Stock dynamics for forecasting material flows—Case study for housing in The Netherlands
This article discusses the role of lifestyle in physical material accounting and introduces a new method for simultaneously determining national or regional resource demand and waste generation through estimations of the population and its lifestyle, which is manifested in the stocks of service providing goods, their composition and lifetimes. Improving our comprehension of the stocks in use is essential for environmental policy making because (1) they are becoming the most important resource providers, (2) they are important drivers for resource and energy consumption as well as waste and emission generation, and (3) their magnitudes and dynamics are the parts of the material cycles that is usually least understood.

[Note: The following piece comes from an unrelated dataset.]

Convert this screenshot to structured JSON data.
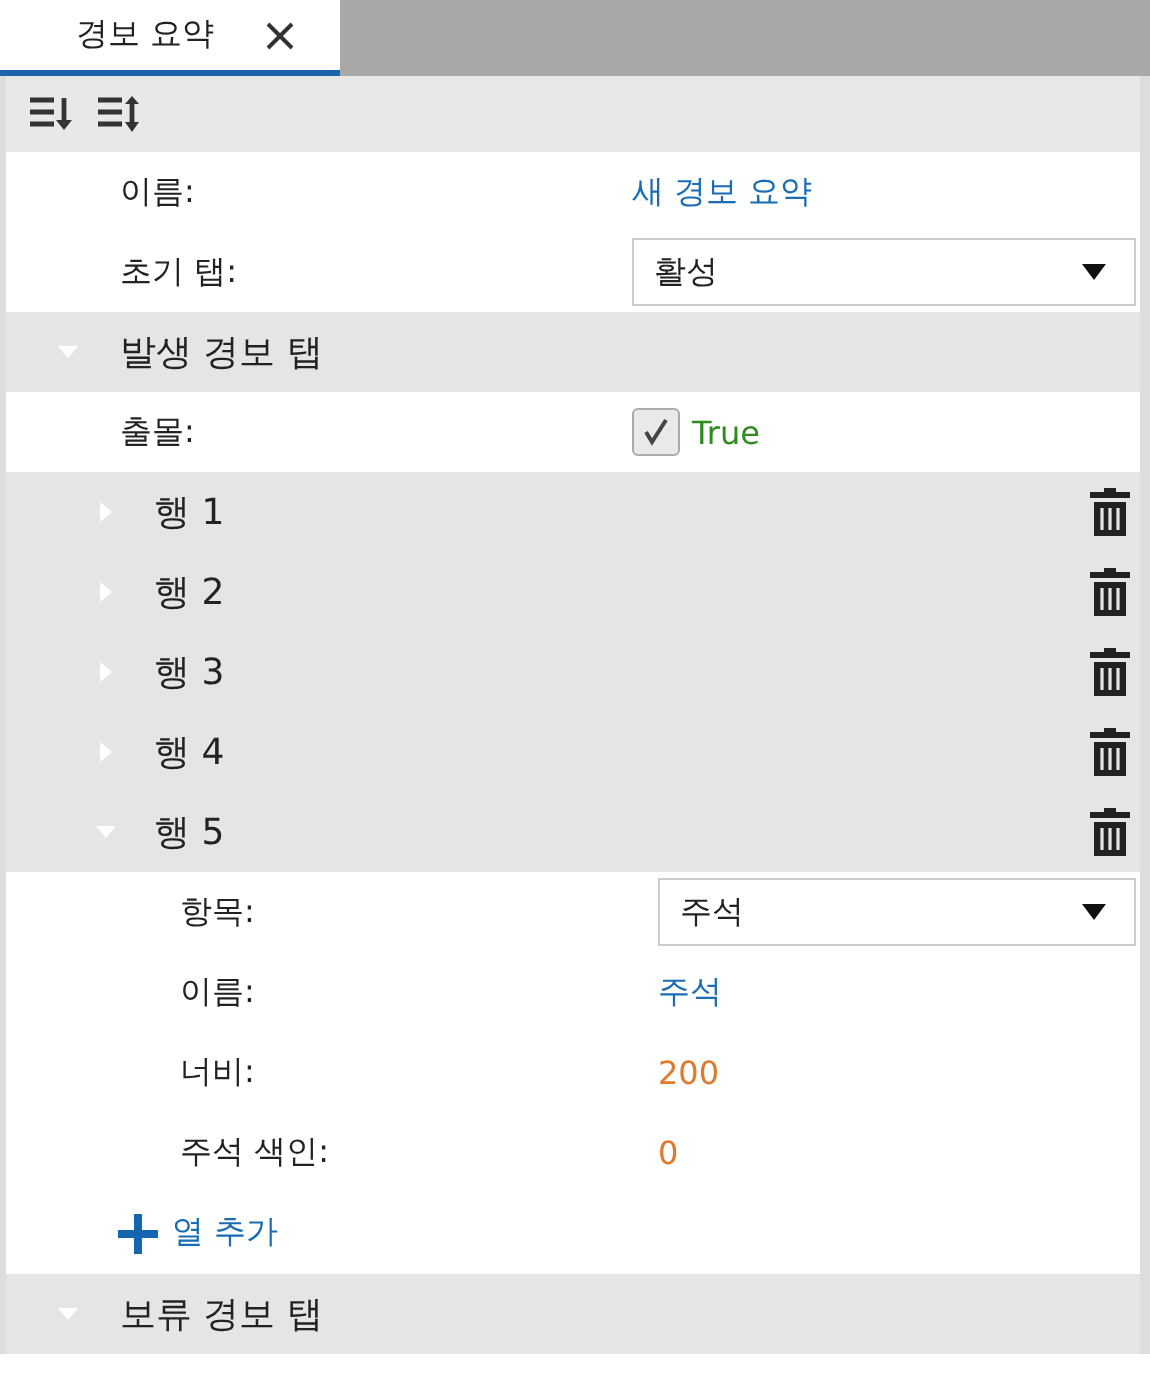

A generic dynamic material flow analysis model is presented and applied for the diffusion of concrete in the Dutch dwelling stock for the period of 1900–2100. Simulation results are illustrated for a standard scenario and a parameter variation. The results show that (1) construction and demolition flows follow a cyclical behaviour, (2) the cycles of construction and demolition flows are phase displaced in the first half of the 21st century, with decreasing construction and increasing demolition, and (3) growth of the dwelling stock is becoming increasingly more material intensive as a growing amount of material is used for replacements.

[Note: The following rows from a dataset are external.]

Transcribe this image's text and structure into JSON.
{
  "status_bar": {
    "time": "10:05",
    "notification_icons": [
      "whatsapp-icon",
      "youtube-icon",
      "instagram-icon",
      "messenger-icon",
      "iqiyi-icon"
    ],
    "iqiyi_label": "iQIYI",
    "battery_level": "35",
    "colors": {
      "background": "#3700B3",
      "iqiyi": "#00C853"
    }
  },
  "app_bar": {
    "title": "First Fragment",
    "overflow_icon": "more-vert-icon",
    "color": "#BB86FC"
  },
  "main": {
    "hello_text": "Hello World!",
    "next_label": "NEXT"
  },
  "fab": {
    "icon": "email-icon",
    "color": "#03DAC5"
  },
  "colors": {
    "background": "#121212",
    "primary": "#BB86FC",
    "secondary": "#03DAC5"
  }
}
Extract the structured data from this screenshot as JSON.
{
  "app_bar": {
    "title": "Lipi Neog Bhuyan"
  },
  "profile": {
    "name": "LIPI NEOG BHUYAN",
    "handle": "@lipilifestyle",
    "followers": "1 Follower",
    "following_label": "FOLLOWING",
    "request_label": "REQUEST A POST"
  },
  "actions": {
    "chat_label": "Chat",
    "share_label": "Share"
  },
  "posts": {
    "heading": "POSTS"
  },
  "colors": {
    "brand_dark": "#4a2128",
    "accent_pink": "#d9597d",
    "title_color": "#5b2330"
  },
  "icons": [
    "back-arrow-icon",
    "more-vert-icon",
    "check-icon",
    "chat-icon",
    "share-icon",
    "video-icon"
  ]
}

The presented stock dynamics approach can principally be applied for any anthropogenic material stock; however, it is most useful for the examination of metabolic consequences of diffusion processes of durable and fixed capital stocks.